We compared Turbeville's 2012-2013 court fine assessments to West Columbia's assessments for the same year. Turbeville employs four officers, which means most of the time only one officer is writing tickets. For 2012-2013, Turbeville turned in $586,170 in assessments to the State Treasurer's Office. West Columbia—who also has a town speeding ordinance—estimates it paid in $170,000 in assessments during 2012-2013. West Columbia has a police force of more than 50 officers and a traffic unit that targets traffic violations every day of the week. Turbeville's traffic counts are high along Highway 378 during peak tourist travel days. West Columbia also has multiple four lane state highways and Interstate 26 running through it.
"Would you make a motion to reduce it (speeding fines) and get in line with the state fines," Barr asked Mayor Howell. "We could consider something like that, yes," Howell replied. "Would you," Barr asked. "Certainly I will—if we're that far out of line I think we probably need to take a look at that," Howell said.

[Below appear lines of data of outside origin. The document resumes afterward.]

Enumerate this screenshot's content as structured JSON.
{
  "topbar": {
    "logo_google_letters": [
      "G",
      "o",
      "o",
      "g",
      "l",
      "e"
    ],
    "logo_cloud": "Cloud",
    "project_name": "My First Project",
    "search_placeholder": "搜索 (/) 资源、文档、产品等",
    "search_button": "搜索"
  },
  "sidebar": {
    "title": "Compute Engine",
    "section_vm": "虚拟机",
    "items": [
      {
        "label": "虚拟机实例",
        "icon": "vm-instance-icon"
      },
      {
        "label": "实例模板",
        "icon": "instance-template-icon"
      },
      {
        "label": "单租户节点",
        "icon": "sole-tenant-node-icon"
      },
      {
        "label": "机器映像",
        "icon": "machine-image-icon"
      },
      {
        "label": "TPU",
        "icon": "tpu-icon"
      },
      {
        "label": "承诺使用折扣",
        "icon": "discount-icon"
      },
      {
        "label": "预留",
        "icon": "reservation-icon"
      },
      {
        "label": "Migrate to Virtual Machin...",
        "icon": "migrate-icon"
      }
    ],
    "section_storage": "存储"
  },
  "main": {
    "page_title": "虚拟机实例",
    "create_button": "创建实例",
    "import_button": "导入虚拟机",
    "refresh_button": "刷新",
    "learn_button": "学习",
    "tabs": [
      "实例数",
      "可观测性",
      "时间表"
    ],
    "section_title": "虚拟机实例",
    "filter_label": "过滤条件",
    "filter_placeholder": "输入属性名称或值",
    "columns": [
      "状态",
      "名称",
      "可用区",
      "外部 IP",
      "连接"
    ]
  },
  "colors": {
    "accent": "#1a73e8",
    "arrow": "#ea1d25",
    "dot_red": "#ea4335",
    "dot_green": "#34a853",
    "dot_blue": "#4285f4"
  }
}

LEGISLATIVE INVESTIGATION AND POSSIBLE LAW CHANGE COMING
When Senator Larry Grooms returns to Columbia in January and begins work on the new legislative session, Turbeville will be one of the priorities on the Senate Transportation Committee. "We need to have uniformity across our state with the enforcement of out traffic laws," committee chairman Larry Grooms said. "Our traffic laws need to be uniform across this state and so does the enforcement and so do the fines."
"If one municipality or even a county or one region of the state is not doing what's done across the state, then we have a problem. We need to take a look and the problem needs to be addressed," Grooms said.
In 2011, Grooms' committee started working to figure out whether the town of Ridgeland's use of traffic cameras to ticket speeders along Interstate 95 was lawful. The practice, according to Grooms, was purely one to generate revenue for the town and offered no public safety benefit to drivers. "Ridgeland was simply using a traffic camera system to do the job an officer should have done," Grooms said, "What we saw there was a town joining a private company to mail drivers speeding tickets just so they could split the money they were making."
On June 18, 2011 the governor signed a law that required officers to hand deliver citations to drivers within an hour of catching a violation. That requirement ultimately banned Ridgeland's traffic camera operation.
Grooms said he sees trouble in Turbeville's decision to create its own speeding penalties when state law already provides a punishment for the crime. "We'll take a look at what Turbeville's doing," said Grooms. "We'll compare that to the law. We'll compare that with what other municipalities and what's occurring statewide and if it's not uniform and if they're doing something that's across the line of what's legal or pushing up to it, we'll take some corrective actions, absolutely."
Lawmakers return to Columbia in January. Grooms said he plans to start a legislative investigation into Turbeville's speeding penalties before then.